Fundación Ambiente y Recursos Naturales (Environment and Natural Resources Foundation)
Buenos Aires, Argentina
Samantha Glover ’14 followed her growing interests in environmental issues and Latin America to a summer working with the Fundación Ambiente y Recursos Naturales (Environment and Natural Resources Foundation) in Buenos Aires. The placement offered an opportunity to assess environmental law as a career, to give the Spanish she learned in Spain a Latin American slant, and even, unexpectedly, to do some legal research in Portuguese. Glover worked on a project relating to climate change, as part of an ongoing collaboration among environmental agencies in São Paulo, Buenos Aires, and Mexico City. “I didn’t know going in that I would have any experience with law outside of Argentina, so that was a pleasant surprise,” she says. “It helped me gain a better understanding of the region.”
Samuel Birnbaum ’14
United Nations Inter-Agency Project on Human Trafficking
Having taught English in rural China before law school, Samuel Birnbaum ’14 wanted to return to Asia, but explore a different region; he had also set his sights on working with the United Nations. Working this summer in Bangkok, Thailand, with the United Nations Inter-Agency Project on Human Trafficking, he came to realize that the legal issues surrounding trafficking are varied and complex—involving not just gender violence, but also human rights, development, immigration, and labor. “I had a chance to see how it can be difficult to make good laws work,” Birnbaum said. He reports that he is definitely interested in working more on this issue next summer, possibly in a prosecutorial role or as counsel to plaintiffs.
Sarah Wheaton ’14
St. Andrew’s Refugee Legal Aid Program
Sarah Wheaton ’14 returned to Egypt, a country she has visited several times. “I fell in love with the culture, and I knew I wanted to go back there someday,” she explains.

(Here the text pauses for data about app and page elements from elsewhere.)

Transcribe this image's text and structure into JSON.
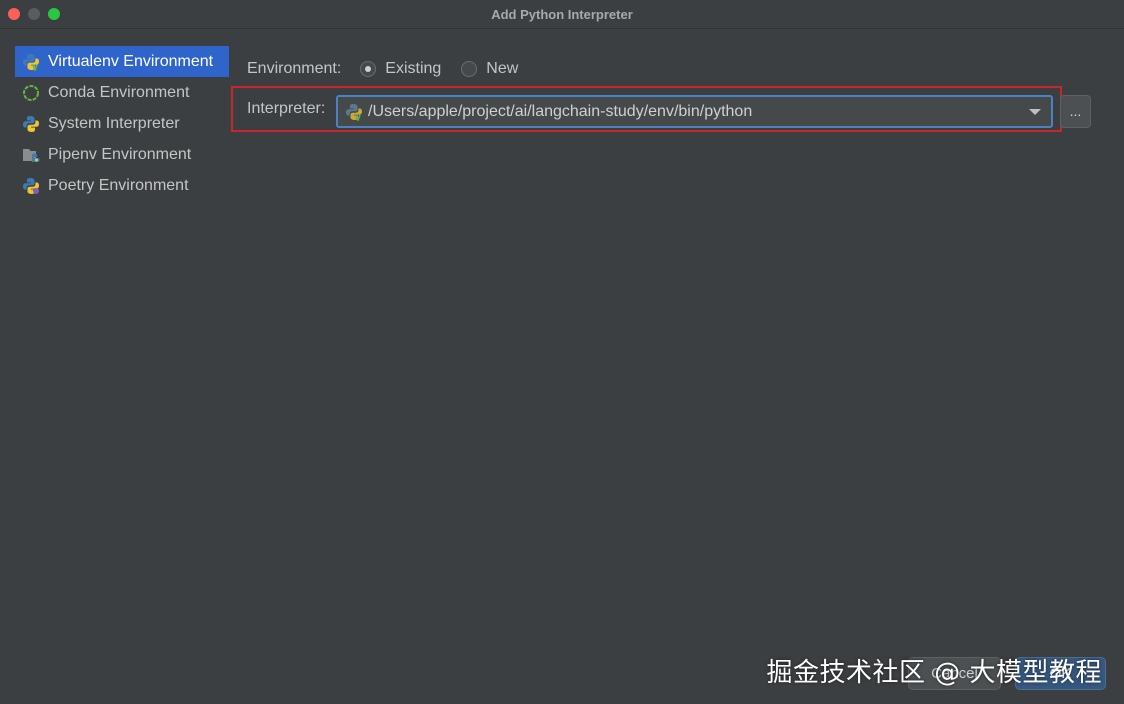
{
  "window": {
    "title": "Add Python Interpreter"
  },
  "sidebar": {
    "items": [
      {
        "label": "Virtualenv Environment",
        "icon": "python-virtualenv-icon",
        "selected": true
      },
      {
        "label": "Conda Environment",
        "icon": "conda-icon",
        "selected": false
      },
      {
        "label": "System Interpreter",
        "icon": "python-icon",
        "selected": false
      },
      {
        "label": "Pipenv Environment",
        "icon": "pipenv-icon",
        "selected": false
      },
      {
        "label": "Poetry Environment",
        "icon": "poetry-icon",
        "selected": false
      }
    ]
  },
  "environment": {
    "label": "Environment:",
    "options": [
      {
        "label": "Existing",
        "checked": true
      },
      {
        "label": "New",
        "checked": false
      }
    ]
  },
  "interpreter": {
    "label": "Interpreter:",
    "value": "/Users/apple/project/ai/langchain-study/env/bin/python",
    "browse_label": "..."
  },
  "buttons": {
    "cancel": "Cancel",
    "ok": "OK"
  },
  "watermark": "掘金技术社区 @ 大模型教程",
  "colors": {
    "background": "#3c3f41",
    "selection": "#2f65ca",
    "focus_border": "#4a82c4",
    "highlight_box": "#c9262b"
  }
}
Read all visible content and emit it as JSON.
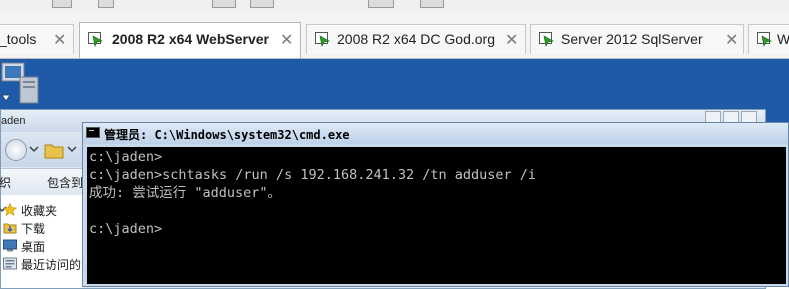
{
  "tabs": [
    {
      "label": "_tools",
      "active": false
    },
    {
      "label": "2008 R2 x64 WebServer",
      "active": true
    },
    {
      "label": "2008 R2 x64 DC God.org",
      "active": false
    },
    {
      "label": "Server 2012 SqlServer",
      "active": false
    },
    {
      "label": "W",
      "active": false
    }
  ],
  "tab_close_glyph": "✕",
  "explorer": {
    "title": "aden",
    "toolbar": {
      "organize": "织",
      "include_in": "包含到"
    },
    "nav_items": [
      {
        "label": "收藏夹",
        "icon": "star-icon"
      },
      {
        "label": "下载",
        "icon": "download-folder-icon"
      },
      {
        "label": "桌面",
        "icon": "desktop-icon"
      },
      {
        "label": "最近访问的",
        "icon": "recent-places-icon"
      }
    ]
  },
  "cmd": {
    "title": "管理员: C:\\Windows\\system32\\cmd.exe",
    "lines": [
      "c:\\jaden>",
      "c:\\jaden>schtasks /run /s 192.168.241.32 /tn adduser /i",
      "成功: 尝试运行 \"adduser\"。",
      "",
      "c:\\jaden>"
    ]
  },
  "colors": {
    "desktop": "#1e5aa8",
    "console_bg": "#000000",
    "console_fg": "#c0c0c0",
    "vm_icon_green": "#2e9c2e"
  }
}
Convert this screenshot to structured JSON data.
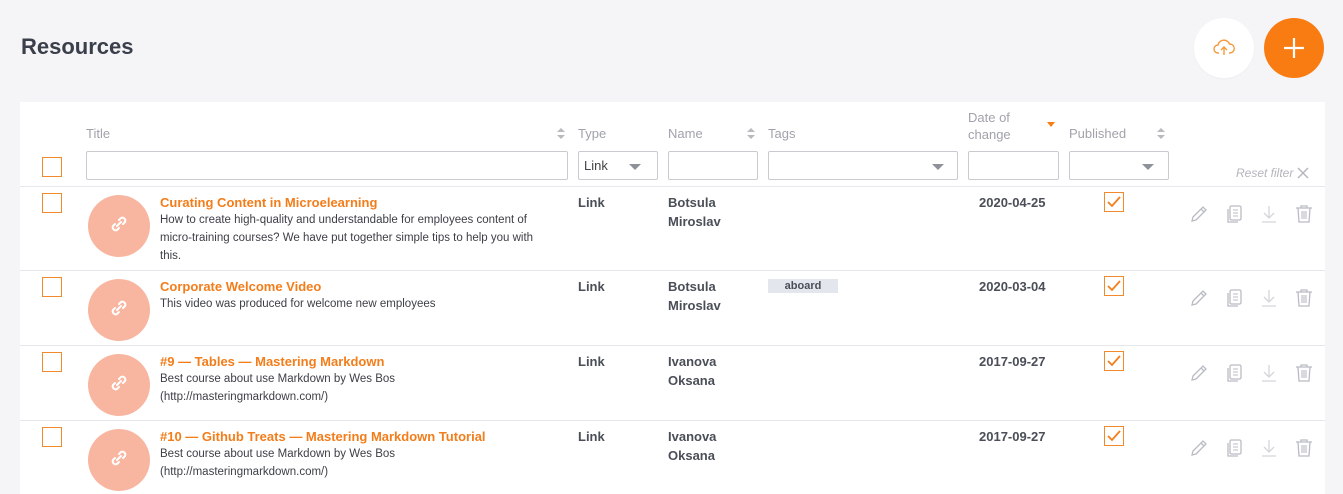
{
  "page": {
    "title": "Resources"
  },
  "toolbar": {
    "upload_icon": "cloud-upload-icon",
    "add_icon": "plus-icon"
  },
  "table": {
    "headers": {
      "title": "Title",
      "type": "Type",
      "name": "Name",
      "tags": "Tags",
      "date_line1": "Date of",
      "date_line2": "change",
      "published": "Published"
    },
    "filters": {
      "title_value": "",
      "type_value": "Link",
      "name_value": "",
      "tags_value": "",
      "date_value": "",
      "published_value": "",
      "reset_label": "Reset filter"
    },
    "rows": [
      {
        "title": "Curating Content in Microelearning",
        "desc_lines": [
          "How to create high-quality and understandable for employees content of",
          "micro-training courses? We have put together simple tips to help you with",
          "this."
        ],
        "type": "Link",
        "name_first": "Botsula",
        "name_last": "Miroslav",
        "tag": "",
        "date": "2020-04-25",
        "published": true
      },
      {
        "title": "Corporate Welcome Video",
        "desc_lines": [
          "This video was produced for welcome new employees",
          "",
          ""
        ],
        "type": "Link",
        "name_first": "Botsula",
        "name_last": "Miroslav",
        "tag": "aboard",
        "date": "2020-03-04",
        "published": true
      },
      {
        "title": "#9 — Tables — Mastering Markdown",
        "desc_lines": [
          "Best course about use Markdown by Wes Bos",
          "(http://masteringmarkdown.com/)",
          ""
        ],
        "type": "Link",
        "name_first": "Ivanova",
        "name_last": "Oksana",
        "tag": "",
        "date": "2017-09-27",
        "published": true
      },
      {
        "title": "#10 — Github Treats — Mastering Markdown Tutorial",
        "desc_lines": [
          "Best course about use Markdown by Wes Bos",
          "(http://masteringmarkdown.com/)",
          ""
        ],
        "type": "Link",
        "name_first": "Ivanova",
        "name_last": "Oksana",
        "tag": "",
        "date": "2017-09-27",
        "published": true
      }
    ]
  },
  "colors": {
    "accent": "#f97c12",
    "avatar": "#f8b6a0",
    "icon_muted": "#b9bcc4"
  }
}
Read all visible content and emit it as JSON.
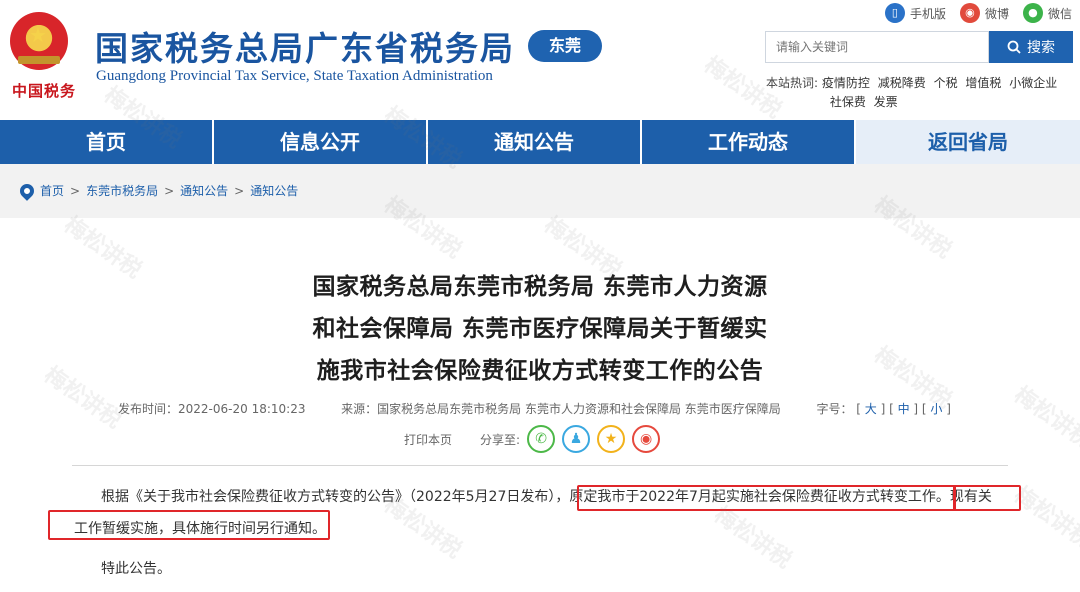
{
  "header": {
    "emblem_caption": "中国税务",
    "title": "国家税务总局广东省税务局",
    "subtitle": "Guangdong Provincial Tax Service, State Taxation Administration",
    "city_badge": "东莞",
    "top_links": [
      {
        "label": "手机版",
        "icon": "mobile-icon"
      },
      {
        "label": "微博",
        "icon": "weibo-icon"
      },
      {
        "label": "微信",
        "icon": "wechat-icon"
      }
    ],
    "search": {
      "placeholder": "请输入关键词",
      "button": "搜索"
    },
    "hot_words_label": "本站热词:",
    "hot_words": [
      "疫情防控",
      "减税降费",
      "个税",
      "增值税",
      "小微企业",
      "社保费",
      "发票"
    ]
  },
  "nav": [
    "首页",
    "信息公开",
    "通知公告",
    "工作动态",
    "返回省局"
  ],
  "breadcrumb": [
    "首页",
    "东莞市税务局",
    "通知公告",
    "通知公告"
  ],
  "article": {
    "title_lines": [
      "国家税务总局东莞市税务局 东莞市人力资源",
      "和社会保障局 东莞市医疗保障局关于暂缓实",
      "施我市社会保险费征收方式转变工作的公告"
    ],
    "publish_label": "发布时间：",
    "publish_time": "2022-06-20 18:10:23",
    "source_label": "来源：",
    "source": "国家税务总局东莞市税务局 东莞市人力资源和社会保障局 东莞市医疗保障局",
    "font_label": "字号：",
    "font_sizes": [
      "大",
      "中",
      "小"
    ],
    "print": "打印本页",
    "share_label": "分享至:",
    "share_icons": [
      "wechat-icon",
      "qq-icon",
      "qzone-star-icon",
      "weibo-icon"
    ],
    "para1_a": "根据《关于我市社会保险费征收方式转变的公告》（2022年5月27日发布），",
    "para1_b": "原定我市于2022年7月起实施社会保险费征收方式转变工作。",
    "para1_c": "现有关",
    "para2": "工作暂缓实施，具体施行时间另行通知。",
    "para3": "特此公告。"
  },
  "watermark_text": "梅松讲税",
  "colors": {
    "brand_blue": "#1d5faa",
    "highlight_red": "#e0262a",
    "emblem_red": "#d8252a"
  }
}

She also knew that she wanted to provide direct service. Working with refugees, through the St. Andrew’s Refugee Legal Aid Program in Cairo, she usually met with each client four or five times. “At the first interview, people would be quite stoic, and a little mistrustful,” Wheaton explains. “But then by the end they would just be so open and resilient. Some of the women would be fully veiled, and often they would take me aside, raise their veils, and say ‘I just wanted you to see my face. I wanted you to know who I am.’” Although she wants to work, eventually, in government or at the United Nations, Wheaton hopes to first spend a couple of years in the field. “I just don’t think you can get a real, in-depth, nuanced sense of what is needed, structurally or institutionally, until you’ve heard people’s stories,” she says. “And I just loved working with refugees so much that now I could consider working with them full-time.”
Anna Gressel '14
American Bar Association Rule of Law Initiative
For Anna Gressel ’14, a summer with the American Bar Association Rule of Law Initiative in Morocco was also a chance to return to a place she knew well. “My time here was so very enriched by having lived in this country for a number of years,” she says. Gressel’s work focused on the potential introduction of plea bargaining into the Moroccan criminal justice system, as a means of easing the backlog of criminal cases in the country’s courts. In early July, she made a presentation, outlining the plea bargaining process in France, Germany, the U.S., and other countries, to the Director of Penal Affairs in Morocco’s Ministry of Justice and a working group of judges and prosecutors. Gressel is looking forward to following developments in Morocco: “I feel like I’m just beginning to learn about this field; I’m glad that I have two years left to really jump into it.”